Given data.

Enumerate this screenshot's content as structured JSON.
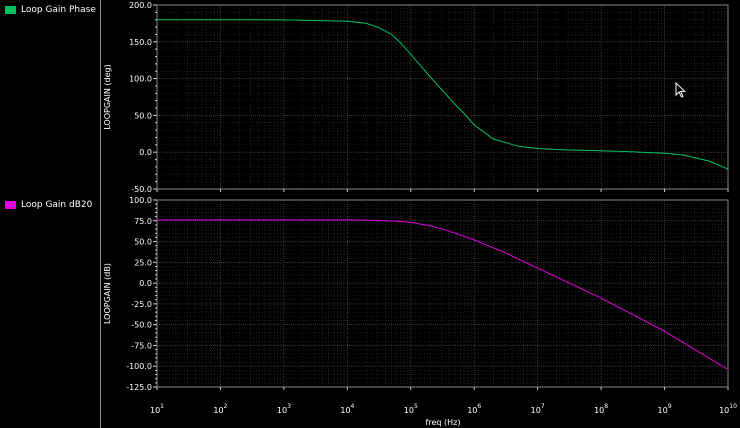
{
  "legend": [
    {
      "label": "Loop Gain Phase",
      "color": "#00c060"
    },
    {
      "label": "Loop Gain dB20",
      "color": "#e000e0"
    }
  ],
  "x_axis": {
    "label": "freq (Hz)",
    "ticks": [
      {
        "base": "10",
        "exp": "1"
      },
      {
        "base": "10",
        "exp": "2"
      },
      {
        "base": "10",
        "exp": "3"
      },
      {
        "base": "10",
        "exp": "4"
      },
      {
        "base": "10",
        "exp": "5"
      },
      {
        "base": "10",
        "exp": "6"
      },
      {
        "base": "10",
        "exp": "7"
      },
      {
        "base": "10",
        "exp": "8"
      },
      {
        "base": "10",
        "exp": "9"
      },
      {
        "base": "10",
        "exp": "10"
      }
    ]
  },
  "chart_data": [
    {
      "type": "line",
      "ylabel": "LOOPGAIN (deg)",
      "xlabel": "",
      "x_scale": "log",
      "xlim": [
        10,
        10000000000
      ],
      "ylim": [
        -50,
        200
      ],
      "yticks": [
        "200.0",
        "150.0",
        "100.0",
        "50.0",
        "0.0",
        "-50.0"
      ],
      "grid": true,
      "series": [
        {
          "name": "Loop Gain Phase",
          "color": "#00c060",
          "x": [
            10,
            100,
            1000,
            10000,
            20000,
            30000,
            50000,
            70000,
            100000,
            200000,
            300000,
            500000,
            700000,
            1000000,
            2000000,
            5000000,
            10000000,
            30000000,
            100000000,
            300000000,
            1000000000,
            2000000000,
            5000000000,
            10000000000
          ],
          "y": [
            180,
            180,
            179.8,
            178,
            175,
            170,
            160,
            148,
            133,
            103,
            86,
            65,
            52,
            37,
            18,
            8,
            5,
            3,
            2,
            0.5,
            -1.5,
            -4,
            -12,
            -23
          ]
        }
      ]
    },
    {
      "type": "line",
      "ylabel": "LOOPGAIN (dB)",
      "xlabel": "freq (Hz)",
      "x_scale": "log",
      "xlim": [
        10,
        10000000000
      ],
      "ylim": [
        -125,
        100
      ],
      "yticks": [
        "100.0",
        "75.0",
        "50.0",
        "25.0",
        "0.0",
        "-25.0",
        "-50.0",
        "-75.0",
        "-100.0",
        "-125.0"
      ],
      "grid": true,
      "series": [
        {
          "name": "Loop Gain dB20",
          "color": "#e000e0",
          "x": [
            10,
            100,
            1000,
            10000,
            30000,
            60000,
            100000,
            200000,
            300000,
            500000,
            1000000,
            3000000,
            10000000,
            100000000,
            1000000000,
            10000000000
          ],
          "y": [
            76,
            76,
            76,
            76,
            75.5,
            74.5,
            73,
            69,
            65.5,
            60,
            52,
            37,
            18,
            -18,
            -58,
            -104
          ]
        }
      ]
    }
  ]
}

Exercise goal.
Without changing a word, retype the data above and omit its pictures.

Solution for this problem.
Enumerate this screenshot's content as structured JSON.
{
  "legend": [
    {
      "label": "Loop Gain Phase",
      "color": "#00c060"
    },
    {
      "label": "Loop Gain dB20",
      "color": "#e000e0"
    }
  ],
  "x_axis": {
    "label": "freq (Hz)",
    "ticks": [
      {
        "base": "10",
        "exp": "1"
      },
      {
        "base": "10",
        "exp": "2"
      },
      {
        "base": "10",
        "exp": "3"
      },
      {
        "base": "10",
        "exp": "4"
      },
      {
        "base": "10",
        "exp": "5"
      },
      {
        "base": "10",
        "exp": "6"
      },
      {
        "base": "10",
        "exp": "7"
      },
      {
        "base": "10",
        "exp": "8"
      },
      {
        "base": "10",
        "exp": "9"
      },
      {
        "base": "10",
        "exp": "10"
      }
    ]
  },
  "chart_data": [
    {
      "type": "line",
      "ylabel": "LOOPGAIN (deg)",
      "xlabel": "",
      "x_scale": "log",
      "xlim": [
        10,
        10000000000
      ],
      "ylim": [
        -50,
        200
      ],
      "yticks": [
        "200.0",
        "150.0",
        "100.0",
        "50.0",
        "0.0",
        "-50.0"
      ],
      "grid": true,
      "series": [
        {
          "name": "Loop Gain Phase",
          "color": "#00c060",
          "x": [
            10,
            100,
            1000,
            10000,
            20000,
            30000,
            50000,
            70000,
            100000,
            200000,
            300000,
            500000,
            700000,
            1000000,
            2000000,
            5000000,
            10000000,
            30000000,
            100000000,
            300000000,
            1000000000,
            2000000000,
            5000000000,
            10000000000
          ],
          "y": [
            180,
            180,
            179.8,
            178,
            175,
            170,
            160,
            148,
            133,
            103,
            86,
            65,
            52,
            37,
            18,
            8,
            5,
            3,
            2,
            0.5,
            -1.5,
            -4,
            -12,
            -23
          ]
        }
      ]
    },
    {
      "type": "line",
      "ylabel": "LOOPGAIN (dB)",
      "xlabel": "freq (Hz)",
      "x_scale": "log",
      "xlim": [
        10,
        10000000000
      ],
      "ylim": [
        -125,
        100
      ],
      "yticks": [
        "100.0",
        "75.0",
        "50.0",
        "25.0",
        "0.0",
        "-25.0",
        "-50.0",
        "-75.0",
        "-100.0",
        "-125.0"
      ],
      "grid": true,
      "series": [
        {
          "name": "Loop Gain dB20",
          "color": "#e000e0",
          "x": [
            10,
            100,
            1000,
            10000,
            30000,
            60000,
            100000,
            200000,
            300000,
            500000,
            1000000,
            3000000,
            10000000,
            100000000,
            1000000000,
            10000000000
          ],
          "y": [
            76,
            76,
            76,
            76,
            75.5,
            74.5,
            73,
            69,
            65.5,
            60,
            52,
            37,
            18,
            -18,
            -58,
            -104
          ]
        }
      ]
    }
  ]
}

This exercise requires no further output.